So, figuring out where this particular virus came from will be a challenge. It can take years, decades, or more to find the source of a virus. Ebola, for instance, was identified in 1976, has caused multiple epidemics, and we still don’t really know what animal it spilled over from. To confirm beyond a reasonable doubt the virus’s origins, we’d have to sample wild animals and sequence the viruses they carry to find a close genetic relative, an astronomical task, haystacks within haystacks. In the absence of a smoking gun, there's still good research that points in one direction. Take the phylogenetic analysis in preprint this week that, once again, suggests bats as a reservoir for SARS-CoV-2, with pangolins or civets as possible intermediate steps. 

If the question is “are both hypotheses possible?” the answer is yes. Both are possible. If the question  is “are they equally likely?” the answer is absolutely not. One hypothesis requires a colossal cover-up and the silent, unswerving, leak-proof compliance of a vast network of scientists, civilians, and government officials for over a year. The other requires only for biology to behave as it always has, for a family of viruses that have done this before to do it again. The zoonotic spillover hypothesis is simple and explains everything. It’s scientific malpractice to pretend that one idea is equally as meritorious as the other. The lab-leak hypothesis is a scientific deus ex machina, a narrative shortcut that points a finger at a specific set of bad actors. I would be embarrassed to stand up in front of a room of scientists, lay out both hypotheses, and then pretend that one isn’t clearly, obviously better than the other. 

Besides the hazy science, there is an undeniable political aspect to this argument. When violence against Asian people in the US is spiking, it’s naive at best and violent gaslighting at worst to pretend that supporting an evidence-free hypothesis that clearly adds fuel to the idea that China inflicted COVID-19 upon the world, that they did this to us, is noble scientific dispassion.
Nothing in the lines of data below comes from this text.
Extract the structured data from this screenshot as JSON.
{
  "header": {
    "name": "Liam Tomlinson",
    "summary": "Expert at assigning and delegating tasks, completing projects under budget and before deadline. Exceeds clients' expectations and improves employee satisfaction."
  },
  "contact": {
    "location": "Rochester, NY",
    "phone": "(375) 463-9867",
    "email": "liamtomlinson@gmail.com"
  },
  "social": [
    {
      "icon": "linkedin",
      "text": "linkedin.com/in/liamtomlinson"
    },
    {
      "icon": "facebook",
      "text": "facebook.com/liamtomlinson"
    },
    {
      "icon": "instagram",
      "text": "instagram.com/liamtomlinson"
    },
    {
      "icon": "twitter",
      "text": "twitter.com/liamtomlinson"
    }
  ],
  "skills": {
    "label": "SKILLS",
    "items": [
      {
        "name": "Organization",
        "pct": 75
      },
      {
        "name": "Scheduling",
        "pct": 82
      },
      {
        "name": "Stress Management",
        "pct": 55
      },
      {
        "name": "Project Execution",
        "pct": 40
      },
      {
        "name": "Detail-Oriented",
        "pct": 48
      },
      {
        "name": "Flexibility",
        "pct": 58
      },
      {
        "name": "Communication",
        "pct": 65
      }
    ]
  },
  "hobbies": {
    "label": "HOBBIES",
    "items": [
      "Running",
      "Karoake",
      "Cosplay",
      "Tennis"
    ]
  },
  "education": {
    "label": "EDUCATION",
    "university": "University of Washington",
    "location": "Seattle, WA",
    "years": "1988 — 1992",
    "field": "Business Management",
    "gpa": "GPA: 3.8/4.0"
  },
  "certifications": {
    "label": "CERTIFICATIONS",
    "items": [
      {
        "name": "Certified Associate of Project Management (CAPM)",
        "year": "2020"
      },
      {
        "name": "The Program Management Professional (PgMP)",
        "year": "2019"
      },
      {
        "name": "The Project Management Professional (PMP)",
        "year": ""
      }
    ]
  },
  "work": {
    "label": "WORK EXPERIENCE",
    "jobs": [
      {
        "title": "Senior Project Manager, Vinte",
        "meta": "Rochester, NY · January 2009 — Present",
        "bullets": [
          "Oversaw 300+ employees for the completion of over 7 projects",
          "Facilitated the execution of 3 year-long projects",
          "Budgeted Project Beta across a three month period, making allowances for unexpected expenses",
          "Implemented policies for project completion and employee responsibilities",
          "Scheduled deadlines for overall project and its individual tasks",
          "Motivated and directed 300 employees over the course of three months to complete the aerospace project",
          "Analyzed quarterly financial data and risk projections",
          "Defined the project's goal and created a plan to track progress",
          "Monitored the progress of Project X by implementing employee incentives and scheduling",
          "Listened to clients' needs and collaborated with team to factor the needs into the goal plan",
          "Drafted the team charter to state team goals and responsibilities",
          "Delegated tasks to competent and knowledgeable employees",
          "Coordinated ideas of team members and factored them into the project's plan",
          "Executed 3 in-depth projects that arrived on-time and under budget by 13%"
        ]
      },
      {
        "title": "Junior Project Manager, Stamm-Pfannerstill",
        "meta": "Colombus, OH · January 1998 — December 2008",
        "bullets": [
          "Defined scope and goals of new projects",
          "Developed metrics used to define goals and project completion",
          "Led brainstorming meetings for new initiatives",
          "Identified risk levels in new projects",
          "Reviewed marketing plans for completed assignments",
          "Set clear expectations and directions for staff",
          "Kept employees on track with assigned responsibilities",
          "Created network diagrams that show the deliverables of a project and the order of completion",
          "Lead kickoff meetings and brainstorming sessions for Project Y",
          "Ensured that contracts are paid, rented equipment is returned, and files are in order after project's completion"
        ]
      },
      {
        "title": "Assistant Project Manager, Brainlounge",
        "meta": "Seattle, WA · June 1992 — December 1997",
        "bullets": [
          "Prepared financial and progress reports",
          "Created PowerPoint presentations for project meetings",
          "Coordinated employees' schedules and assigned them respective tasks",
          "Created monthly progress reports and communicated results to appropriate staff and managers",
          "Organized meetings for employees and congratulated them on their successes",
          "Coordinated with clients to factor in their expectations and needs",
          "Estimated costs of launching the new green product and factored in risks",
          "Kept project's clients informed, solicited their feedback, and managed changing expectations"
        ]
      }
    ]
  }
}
There’s a choice being made here between two ideas — one that falls neatly within the world of biology, and the other that knots together conspiracy theory, political intrigue, and xenophobia.

And since we will never be able to prove the exact moment that SARS-CoV-2 jumped from an animal to a human, this is instead going to devolve into a culture war. We are witnessing the real-time birth of a new axis of half-truths, convenient omissions, and quackery.

The most bothersome thing about all this is that it does not particularly matter where SARS-CoV-2 came from. Making a scapegoat out of China doesn’t do anything about the political and economic systems that allowed millions to die, especially in wealthy nations like the US that could easily afford muscular public health responses. In March, Marion Renault wrote in The New Republic:

“We have known for years that resource extraction and human expansion into wildlife habitats could lead to emergent zoonotic diseases. We have known that inadequate health coverage and sick leave policies could spread illness; countless reports and studies in recent years have chronicled the draining of public health resources, the erosion of science and public trust in it (anti-masking falls into this category), and the failures of the U.S. health care system to equitably provide affordable medical care to all.”  

Creating a webbed story of cover-ups and conspiracy allows us to ignore how in many ways all humans caused the COVID-19 catastrophe. What if it wasn’t one bad Chinese government’s fault, but the whole world’s fault for destroying habitats, mining too deeply, and creating the perfect conditions for natural viral spillovers? The lab-leak hypothesis will soon be in league with climate change denialism — a conspiracy that absolves humanity of its mistakes, and lets us live our lives as if nothing had ever happened.